Exercise goal: Of the entries that follow, how many lines hold the string "海关编码汇总报告"? Write the number and nothing more.

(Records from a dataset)
Content starts
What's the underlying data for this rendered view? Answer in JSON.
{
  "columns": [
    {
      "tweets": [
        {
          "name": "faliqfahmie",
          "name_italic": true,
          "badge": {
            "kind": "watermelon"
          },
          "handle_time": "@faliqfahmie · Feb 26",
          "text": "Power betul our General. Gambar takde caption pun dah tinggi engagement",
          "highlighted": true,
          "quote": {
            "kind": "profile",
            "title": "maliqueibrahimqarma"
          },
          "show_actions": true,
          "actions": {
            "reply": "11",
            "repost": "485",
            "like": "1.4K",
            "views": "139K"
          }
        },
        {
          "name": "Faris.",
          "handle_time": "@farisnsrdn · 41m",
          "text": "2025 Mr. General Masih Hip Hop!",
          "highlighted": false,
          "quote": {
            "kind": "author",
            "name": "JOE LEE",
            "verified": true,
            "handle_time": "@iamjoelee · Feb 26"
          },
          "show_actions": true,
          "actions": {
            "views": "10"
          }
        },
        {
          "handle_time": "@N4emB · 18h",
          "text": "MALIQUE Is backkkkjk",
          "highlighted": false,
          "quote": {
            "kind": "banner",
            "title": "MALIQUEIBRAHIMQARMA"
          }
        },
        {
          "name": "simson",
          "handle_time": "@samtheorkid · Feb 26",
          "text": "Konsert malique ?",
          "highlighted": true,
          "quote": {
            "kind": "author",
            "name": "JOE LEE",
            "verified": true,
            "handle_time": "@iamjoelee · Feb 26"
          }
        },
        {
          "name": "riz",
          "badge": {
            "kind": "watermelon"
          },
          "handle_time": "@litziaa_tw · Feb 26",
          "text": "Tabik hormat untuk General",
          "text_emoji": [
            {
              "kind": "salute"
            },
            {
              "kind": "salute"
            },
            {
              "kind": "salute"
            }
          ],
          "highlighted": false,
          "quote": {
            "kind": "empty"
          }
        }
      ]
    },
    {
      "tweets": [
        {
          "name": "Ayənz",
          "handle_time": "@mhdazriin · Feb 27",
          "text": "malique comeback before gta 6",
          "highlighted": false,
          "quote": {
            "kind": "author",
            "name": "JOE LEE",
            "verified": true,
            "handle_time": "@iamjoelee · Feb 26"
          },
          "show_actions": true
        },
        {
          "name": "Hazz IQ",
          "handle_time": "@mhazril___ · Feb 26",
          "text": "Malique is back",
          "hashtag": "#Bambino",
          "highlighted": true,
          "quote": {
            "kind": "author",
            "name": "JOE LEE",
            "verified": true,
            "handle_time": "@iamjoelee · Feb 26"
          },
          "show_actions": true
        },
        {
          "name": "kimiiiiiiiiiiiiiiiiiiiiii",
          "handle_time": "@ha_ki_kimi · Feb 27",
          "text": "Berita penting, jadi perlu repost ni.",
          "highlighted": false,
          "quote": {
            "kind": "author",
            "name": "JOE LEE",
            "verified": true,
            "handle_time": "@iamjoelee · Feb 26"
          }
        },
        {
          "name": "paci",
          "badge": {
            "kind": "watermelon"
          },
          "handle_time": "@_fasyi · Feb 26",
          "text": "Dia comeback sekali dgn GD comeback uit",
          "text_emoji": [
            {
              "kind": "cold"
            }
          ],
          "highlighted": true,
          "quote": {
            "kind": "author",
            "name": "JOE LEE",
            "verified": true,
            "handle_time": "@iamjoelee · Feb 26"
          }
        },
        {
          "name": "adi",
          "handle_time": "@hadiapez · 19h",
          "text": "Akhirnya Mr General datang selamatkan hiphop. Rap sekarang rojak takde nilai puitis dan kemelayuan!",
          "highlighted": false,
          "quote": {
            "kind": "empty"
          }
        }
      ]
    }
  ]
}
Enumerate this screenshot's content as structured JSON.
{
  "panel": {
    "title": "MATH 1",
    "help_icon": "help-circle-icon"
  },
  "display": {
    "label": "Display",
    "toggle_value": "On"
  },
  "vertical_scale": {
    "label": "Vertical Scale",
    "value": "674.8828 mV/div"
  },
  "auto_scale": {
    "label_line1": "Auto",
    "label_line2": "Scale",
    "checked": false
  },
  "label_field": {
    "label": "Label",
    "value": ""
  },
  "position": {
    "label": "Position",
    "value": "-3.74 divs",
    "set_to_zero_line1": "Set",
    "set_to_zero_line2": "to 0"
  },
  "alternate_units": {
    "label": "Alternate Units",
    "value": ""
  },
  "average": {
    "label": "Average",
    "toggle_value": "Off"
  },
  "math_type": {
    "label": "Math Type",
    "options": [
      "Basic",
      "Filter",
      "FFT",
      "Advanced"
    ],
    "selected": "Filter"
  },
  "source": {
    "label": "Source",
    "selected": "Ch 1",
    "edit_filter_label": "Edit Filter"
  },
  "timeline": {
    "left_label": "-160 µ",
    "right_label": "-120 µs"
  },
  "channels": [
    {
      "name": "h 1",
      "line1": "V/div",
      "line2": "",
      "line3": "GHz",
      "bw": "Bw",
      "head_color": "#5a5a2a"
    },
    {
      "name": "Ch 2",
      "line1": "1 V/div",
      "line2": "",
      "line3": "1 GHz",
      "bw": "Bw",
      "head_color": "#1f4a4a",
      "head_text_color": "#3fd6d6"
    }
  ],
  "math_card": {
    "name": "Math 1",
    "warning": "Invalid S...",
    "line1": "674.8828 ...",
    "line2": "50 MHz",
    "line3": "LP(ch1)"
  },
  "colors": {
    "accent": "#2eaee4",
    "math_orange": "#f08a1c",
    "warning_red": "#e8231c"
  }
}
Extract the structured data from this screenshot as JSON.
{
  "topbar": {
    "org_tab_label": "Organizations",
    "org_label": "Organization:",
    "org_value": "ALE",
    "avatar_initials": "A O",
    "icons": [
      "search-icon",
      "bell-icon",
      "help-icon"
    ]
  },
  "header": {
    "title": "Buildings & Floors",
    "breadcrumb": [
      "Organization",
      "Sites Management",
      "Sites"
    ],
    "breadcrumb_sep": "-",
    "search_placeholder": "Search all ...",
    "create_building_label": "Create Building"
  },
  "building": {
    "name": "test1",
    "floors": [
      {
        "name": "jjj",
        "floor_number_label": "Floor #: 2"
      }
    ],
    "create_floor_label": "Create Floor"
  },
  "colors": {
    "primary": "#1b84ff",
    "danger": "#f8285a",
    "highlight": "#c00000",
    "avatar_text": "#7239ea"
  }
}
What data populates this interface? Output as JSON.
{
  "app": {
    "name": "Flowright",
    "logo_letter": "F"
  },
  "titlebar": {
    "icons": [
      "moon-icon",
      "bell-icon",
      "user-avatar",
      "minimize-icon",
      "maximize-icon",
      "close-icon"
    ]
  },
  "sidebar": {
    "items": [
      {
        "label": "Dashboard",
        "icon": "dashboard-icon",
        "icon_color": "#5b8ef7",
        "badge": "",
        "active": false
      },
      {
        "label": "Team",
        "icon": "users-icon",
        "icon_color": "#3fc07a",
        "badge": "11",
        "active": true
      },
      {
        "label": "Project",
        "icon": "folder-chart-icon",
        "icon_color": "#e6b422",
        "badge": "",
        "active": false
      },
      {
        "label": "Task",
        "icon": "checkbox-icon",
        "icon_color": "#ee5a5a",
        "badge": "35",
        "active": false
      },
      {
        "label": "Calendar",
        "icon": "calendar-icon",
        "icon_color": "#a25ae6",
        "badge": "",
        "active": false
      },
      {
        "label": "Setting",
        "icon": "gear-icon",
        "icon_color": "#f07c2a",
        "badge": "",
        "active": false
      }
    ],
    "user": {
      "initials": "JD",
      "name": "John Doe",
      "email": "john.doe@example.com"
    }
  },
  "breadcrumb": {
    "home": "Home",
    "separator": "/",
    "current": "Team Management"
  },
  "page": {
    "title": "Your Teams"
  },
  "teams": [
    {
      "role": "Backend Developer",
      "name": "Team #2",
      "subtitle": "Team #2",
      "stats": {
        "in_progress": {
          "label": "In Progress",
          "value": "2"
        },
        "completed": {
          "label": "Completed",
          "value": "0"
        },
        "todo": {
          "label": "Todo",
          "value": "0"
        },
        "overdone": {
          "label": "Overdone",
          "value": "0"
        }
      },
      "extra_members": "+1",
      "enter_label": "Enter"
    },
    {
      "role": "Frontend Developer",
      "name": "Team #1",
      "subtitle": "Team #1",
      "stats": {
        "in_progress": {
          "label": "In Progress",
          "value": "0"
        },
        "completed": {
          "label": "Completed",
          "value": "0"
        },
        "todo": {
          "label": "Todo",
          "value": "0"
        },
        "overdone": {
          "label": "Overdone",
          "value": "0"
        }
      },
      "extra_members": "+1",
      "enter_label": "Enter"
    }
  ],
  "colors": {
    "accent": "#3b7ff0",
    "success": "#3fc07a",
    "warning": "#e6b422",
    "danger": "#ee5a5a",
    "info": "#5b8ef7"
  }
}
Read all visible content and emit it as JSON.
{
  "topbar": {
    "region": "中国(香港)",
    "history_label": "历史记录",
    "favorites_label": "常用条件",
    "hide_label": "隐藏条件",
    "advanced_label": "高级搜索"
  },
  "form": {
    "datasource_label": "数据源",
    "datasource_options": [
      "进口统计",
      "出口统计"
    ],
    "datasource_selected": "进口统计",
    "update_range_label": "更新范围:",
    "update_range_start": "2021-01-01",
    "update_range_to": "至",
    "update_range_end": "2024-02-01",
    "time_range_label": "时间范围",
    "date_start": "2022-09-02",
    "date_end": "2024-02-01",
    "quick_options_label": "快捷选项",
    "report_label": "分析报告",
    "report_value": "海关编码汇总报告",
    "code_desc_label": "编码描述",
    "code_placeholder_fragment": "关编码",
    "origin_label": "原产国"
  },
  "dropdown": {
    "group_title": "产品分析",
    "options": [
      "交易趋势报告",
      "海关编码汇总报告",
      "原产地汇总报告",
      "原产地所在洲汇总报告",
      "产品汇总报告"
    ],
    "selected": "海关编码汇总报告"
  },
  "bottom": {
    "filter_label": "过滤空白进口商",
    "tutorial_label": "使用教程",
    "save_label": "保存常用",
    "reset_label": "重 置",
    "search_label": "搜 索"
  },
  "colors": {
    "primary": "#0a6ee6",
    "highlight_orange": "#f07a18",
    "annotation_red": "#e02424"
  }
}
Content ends
Exercise response: 3